* YOUR INSTRUCTIONS
Nothing but the pictures should be left out when you copy the records exactly.

* Interface dataset entries
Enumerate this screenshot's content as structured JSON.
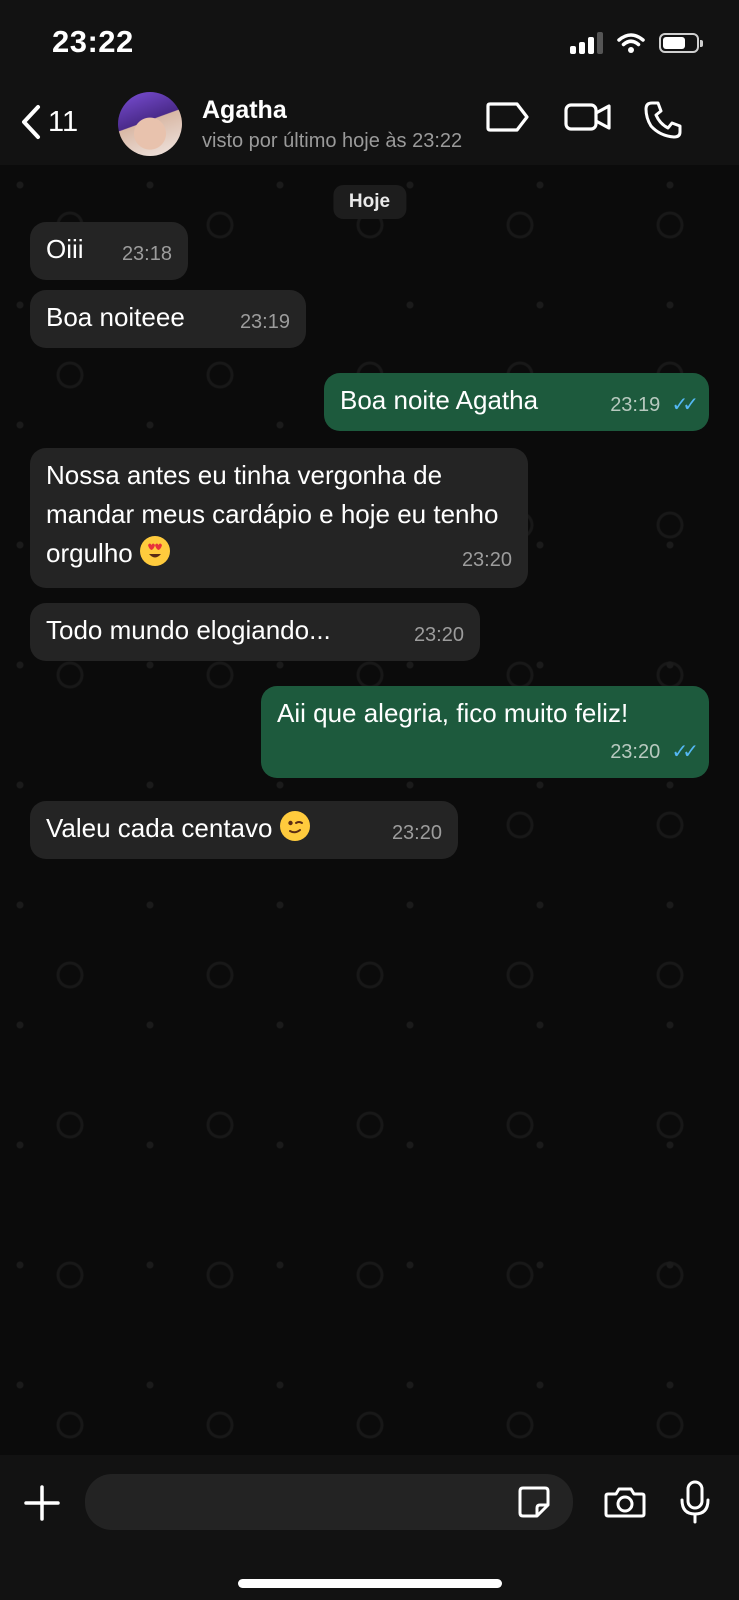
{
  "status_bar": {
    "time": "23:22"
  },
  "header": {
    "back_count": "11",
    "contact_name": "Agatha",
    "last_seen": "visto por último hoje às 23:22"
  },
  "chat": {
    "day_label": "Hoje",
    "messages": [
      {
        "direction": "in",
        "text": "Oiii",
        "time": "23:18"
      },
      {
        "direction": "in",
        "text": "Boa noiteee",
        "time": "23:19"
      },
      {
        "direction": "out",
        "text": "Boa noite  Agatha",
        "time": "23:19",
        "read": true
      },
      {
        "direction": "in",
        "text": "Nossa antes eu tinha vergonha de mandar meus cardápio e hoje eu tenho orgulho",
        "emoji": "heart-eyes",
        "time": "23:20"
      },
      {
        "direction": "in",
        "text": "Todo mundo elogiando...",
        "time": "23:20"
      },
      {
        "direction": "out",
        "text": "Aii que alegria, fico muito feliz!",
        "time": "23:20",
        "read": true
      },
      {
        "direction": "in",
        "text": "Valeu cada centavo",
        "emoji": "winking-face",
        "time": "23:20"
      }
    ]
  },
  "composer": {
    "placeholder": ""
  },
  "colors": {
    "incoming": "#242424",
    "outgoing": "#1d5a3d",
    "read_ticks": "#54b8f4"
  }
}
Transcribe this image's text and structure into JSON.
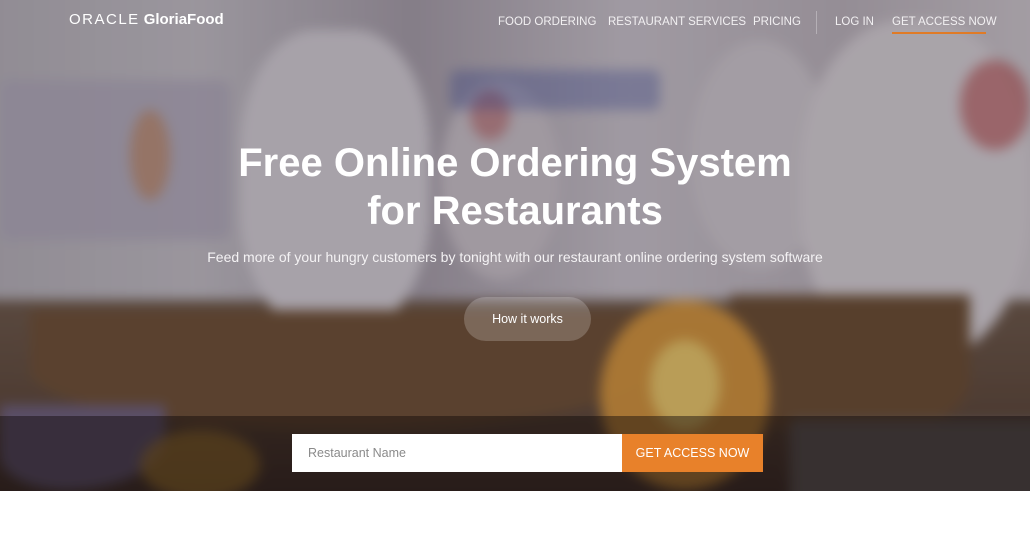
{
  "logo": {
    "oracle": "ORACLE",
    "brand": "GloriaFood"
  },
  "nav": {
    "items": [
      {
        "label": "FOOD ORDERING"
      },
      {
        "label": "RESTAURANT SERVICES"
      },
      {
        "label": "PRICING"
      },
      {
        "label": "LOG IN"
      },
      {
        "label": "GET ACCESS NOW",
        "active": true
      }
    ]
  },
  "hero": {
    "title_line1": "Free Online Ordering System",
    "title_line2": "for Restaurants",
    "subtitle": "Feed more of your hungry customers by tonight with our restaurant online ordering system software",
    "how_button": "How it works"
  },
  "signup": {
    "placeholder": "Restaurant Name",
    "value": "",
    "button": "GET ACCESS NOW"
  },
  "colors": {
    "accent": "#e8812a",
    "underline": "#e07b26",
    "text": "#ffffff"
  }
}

* RESPONSE BOX
Enumerate this screenshot's content as structured JSON.
{
  "status_bar": {
    "time": "23:22"
  },
  "header": {
    "back_count": "11",
    "contact_name": "Agatha",
    "last_seen": "visto por último hoje às 23:22"
  },
  "chat": {
    "day_label": "Hoje",
    "messages": [
      {
        "direction": "in",
        "text": "Oiii",
        "time": "23:18"
      },
      {
        "direction": "in",
        "text": "Boa noiteee",
        "time": "23:19"
      },
      {
        "direction": "out",
        "text": "Boa noite  Agatha",
        "time": "23:19",
        "read": true
      },
      {
        "direction": "in",
        "text": "Nossa antes eu tinha vergonha de mandar meus cardápio e hoje eu tenho orgulho",
        "emoji": "heart-eyes",
        "time": "23:20"
      },
      {
        "direction": "in",
        "text": "Todo mundo elogiando...",
        "time": "23:20"
      },
      {
        "direction": "out",
        "text": "Aii que alegria, fico muito feliz!",
        "time": "23:20",
        "read": true
      },
      {
        "direction": "in",
        "text": "Valeu cada centavo",
        "emoji": "winking-face",
        "time": "23:20"
      }
    ]
  },
  "composer": {
    "placeholder": ""
  },
  "colors": {
    "incoming": "#242424",
    "outgoing": "#1d5a3d",
    "read_ticks": "#54b8f4"
  }
}
Transcribe this image's text and structure into JSON.
{
  "logo": {
    "oracle": "ORACLE",
    "brand": "GloriaFood"
  },
  "nav": {
    "items": [
      {
        "label": "FOOD ORDERING"
      },
      {
        "label": "RESTAURANT SERVICES"
      },
      {
        "label": "PRICING"
      },
      {
        "label": "LOG IN"
      },
      {
        "label": "GET ACCESS NOW",
        "active": true
      }
    ]
  },
  "hero": {
    "title_line1": "Free Online Ordering System",
    "title_line2": "for Restaurants",
    "subtitle": "Feed more of your hungry customers by tonight with our restaurant online ordering system software",
    "how_button": "How it works"
  },
  "signup": {
    "placeholder": "Restaurant Name",
    "value": "",
    "button": "GET ACCESS NOW"
  },
  "colors": {
    "accent": "#e8812a",
    "underline": "#e07b26",
    "text": "#ffffff"
  }
}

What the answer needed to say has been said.